>> Santiago Nettle: And the problem is that the Kylie Jenner's brand of the world. So you have this whole influencer thing happening and driving their own products and they're more, on target and personalized and it's getting difficult today. I think we're in a pivotal point because these brands are not getting yet into traditional trade. They don't have the scale. So it's either we know how to do digital fast and get into their world before they get into the traditional, the brick and mortar, and then we're going to struggle because they're faster than we are, they are agile, they know their consumers better than we do. and the last thing that is for me is totally different is how you create your media plans. Back in the day, the hard work happened before you get to the network. It's like thinking out the concept and the briefing and the storyboard and the shooting and the editing. When you have your copy ready, your 32nd, you're done. You put that on air and you move to the next thing and track and wait for results. In digital days, this is when your work starts. You have all your assets that now you don't have one, you have 1000 because you have seven different audiences, et cetera. And then you need to start optimizing. And you test one thing and you test different audiences and you change the word and you change the image and you invest more in this audience and you get this one that is working and you do the lookalike and you will discover new consumers. So it's extremely extenuating how you do marketing today. The good thing is there is a saying, there is a guy that I love to recall that it was called John wanna Maker. It was like the invent. He had a, very famous phrase that he said, like, back in the 900s, I'm sure that 50% of the money I spend in marketing is a waste. The problem is that I don't know which 50%. And now that you have precision marketing, you can tell which 50%. And not only that, you can act on it while you are using it. So for me, this is a fundamental change in how we do marketing and how complicated, sophisticated and actionable the marketing that we do today, is.
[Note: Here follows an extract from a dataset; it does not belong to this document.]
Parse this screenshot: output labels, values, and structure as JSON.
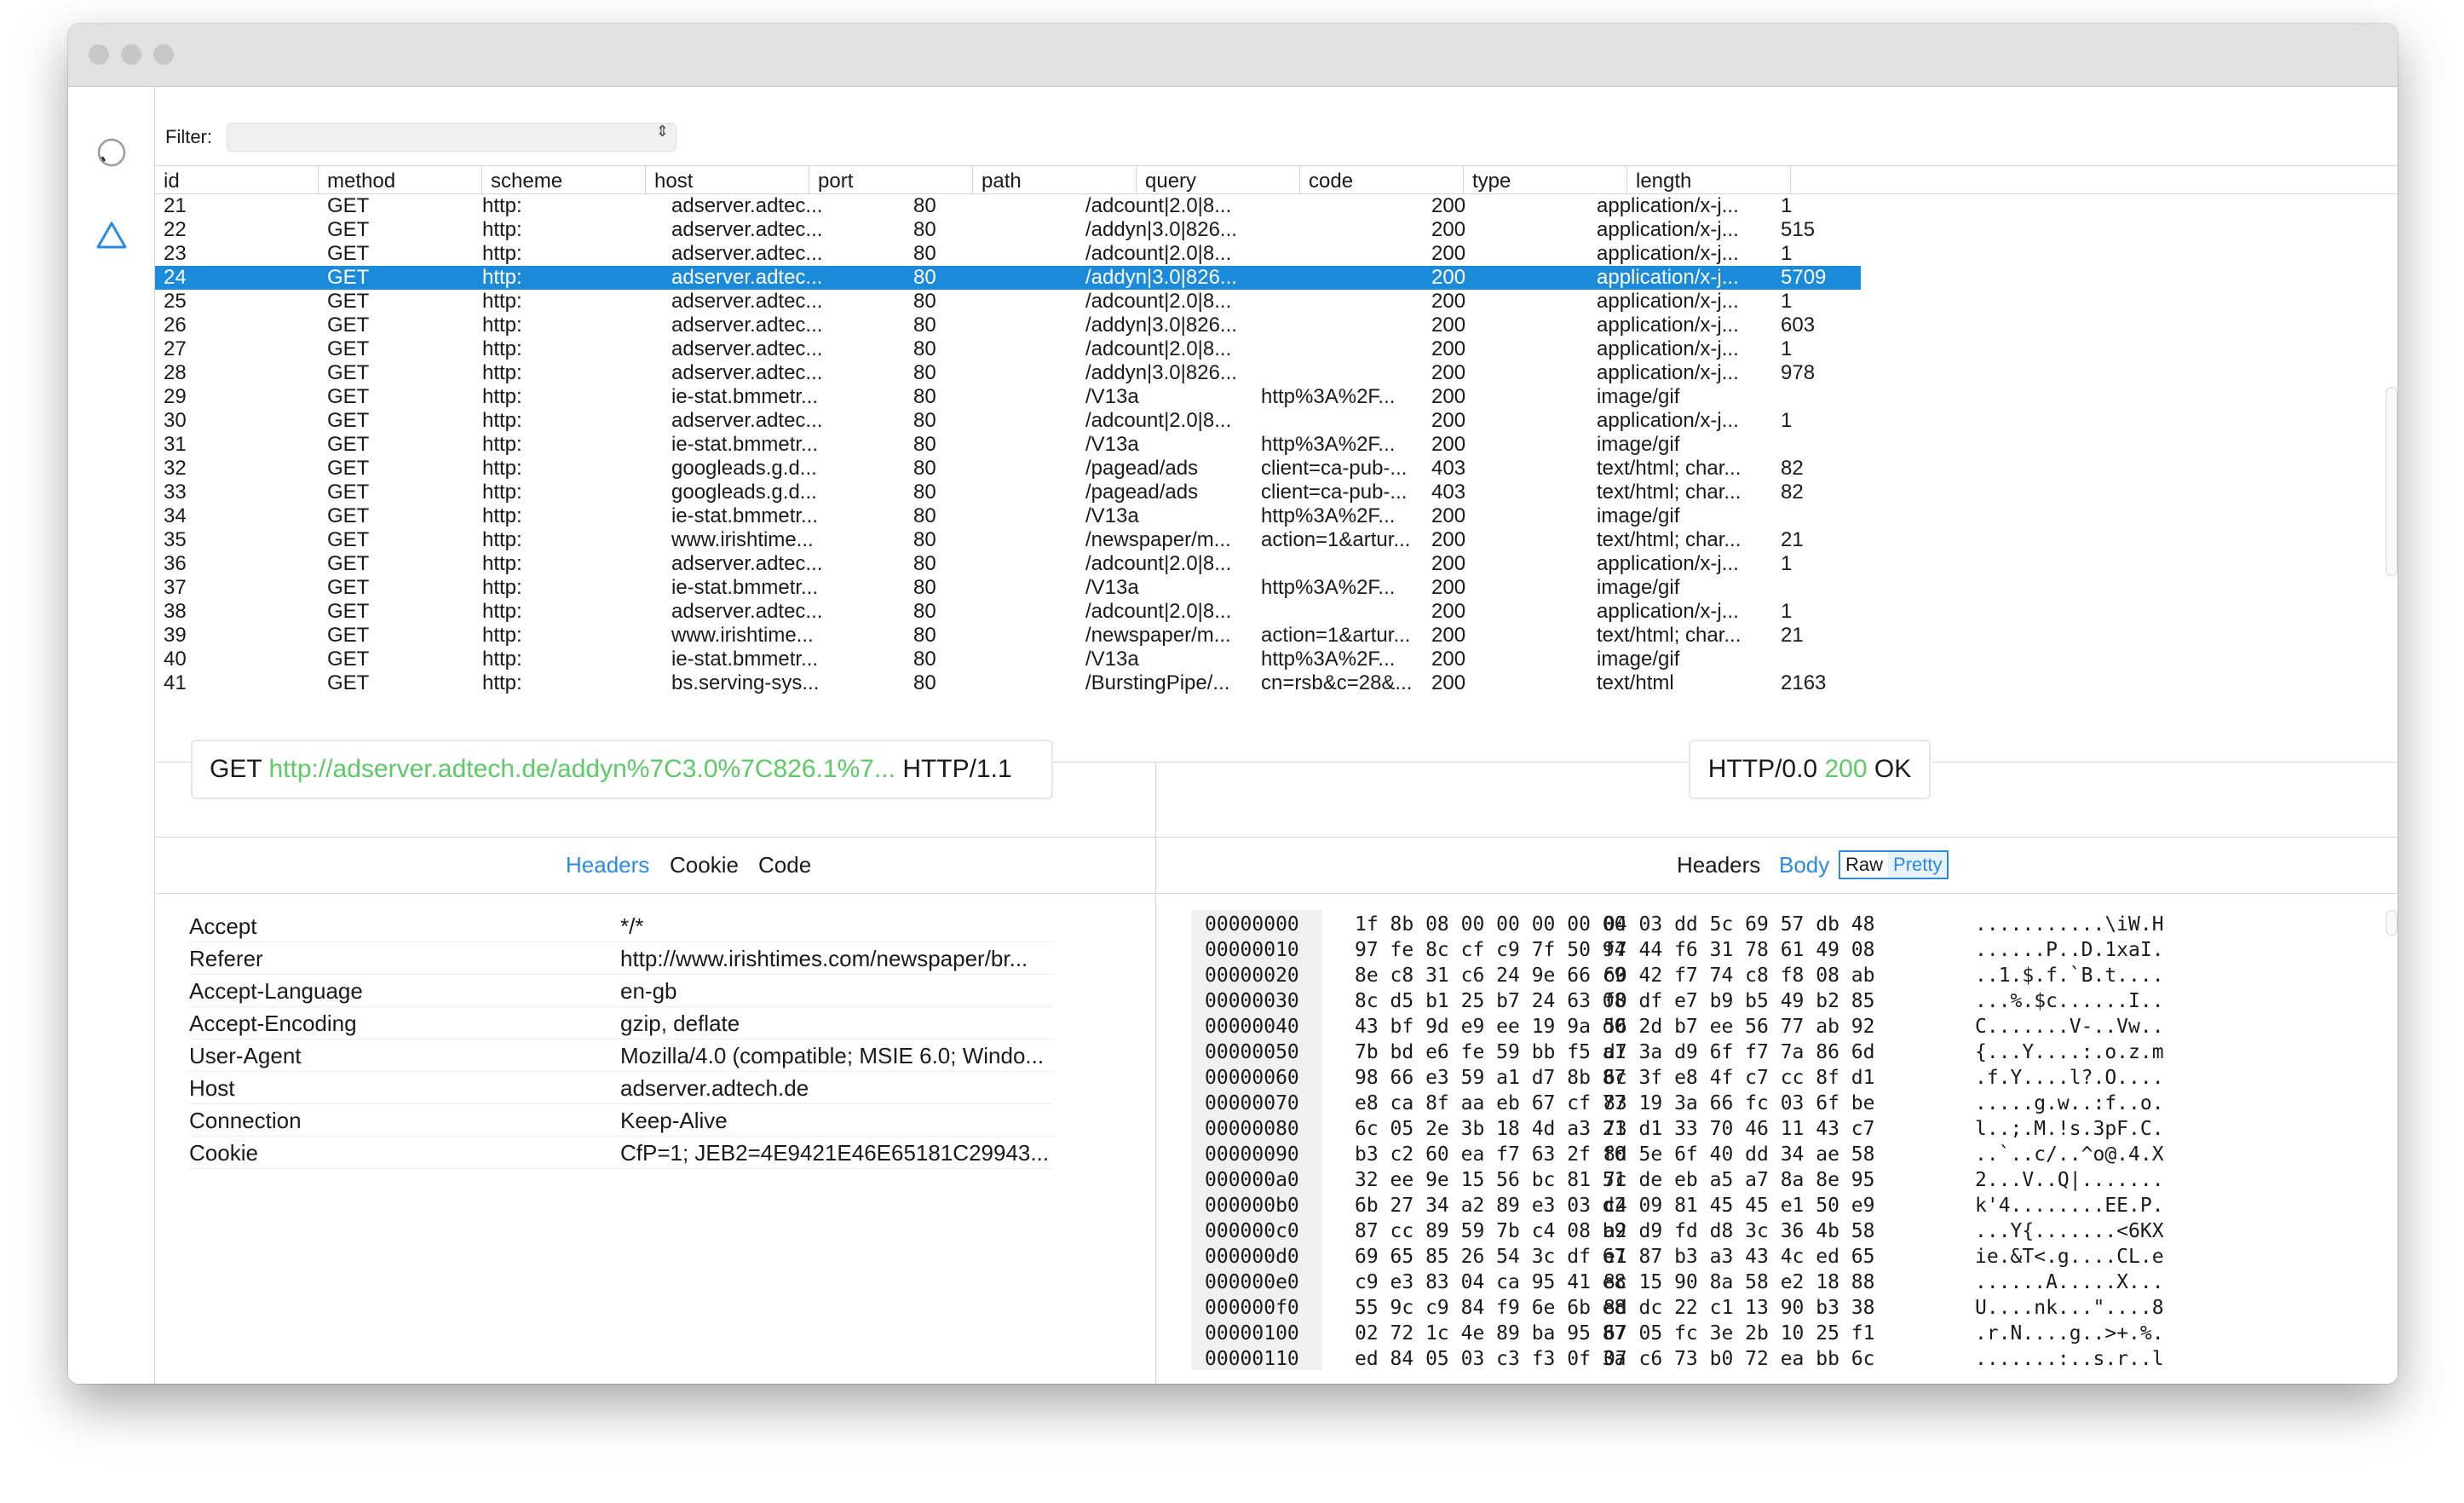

>> Allan: Santiago, can you tell us a bit about what you're working on today?

>> Santiago Nettle: Yeah, I'm basically now in Dubai. I'm based in Dubai since August. I started working with buyersdors, that is, the maker of Nivea, Userin and Lapari, among other brands. And now I'm in the marketing director position for skincare for emerging markets. That's basically the whole world, with the exception of China, Europe, North America and Canada. So, we see all the skincare. So it's the body brands. the face care blend, face cleansing, lip care, sun care. Basically, it's like 60% of the business, for Nivia, that is our mass brand, in emerging markets, and our regional office is in Dubai.

>> Darcy: Well, Santiago, thank you so much for sharing your story. It is stories like yours that remind us to keep innovating, stay inspired, and let's continue to redefine the world of CPG innovation. We really appreciate you.

>> Santiago Nettle: No, I really thank you. I really thank you both for the invitation. I had a lot of fun. I love stories. and the experience is amazing. So thank you for allowing me being in the show and sharing.

>> Darcy: Absolutely.

>> Announcer: Santiago, you've, been listening to CPG launch leaders, a show from bold strategies Incorporated. Don't miss the next thrilling launch story. Follow the podcast on your podcast player now. Please give us a rating, leave a comment, and share episodes with your friends until next time.

Episode keywords: Cpg Innovation, Brand Management, Product Launches, Scent Innovation, Downy Fabric Softener, Consumer Goods, Marketing Strategies, Brand Differentiation, Latin America Market, Consumer Insights, Experiential Branding, Focus Groups, Brand Positioning, Market Expansion, Fragrance Trends, Purchase Intention, Brand Equity, Competitive Landscape, Consumer Behavior, Digital Marketing

Amanda Ashley
Post by Amanda Ashley
February 27, 2024
Marketing Director for BOLD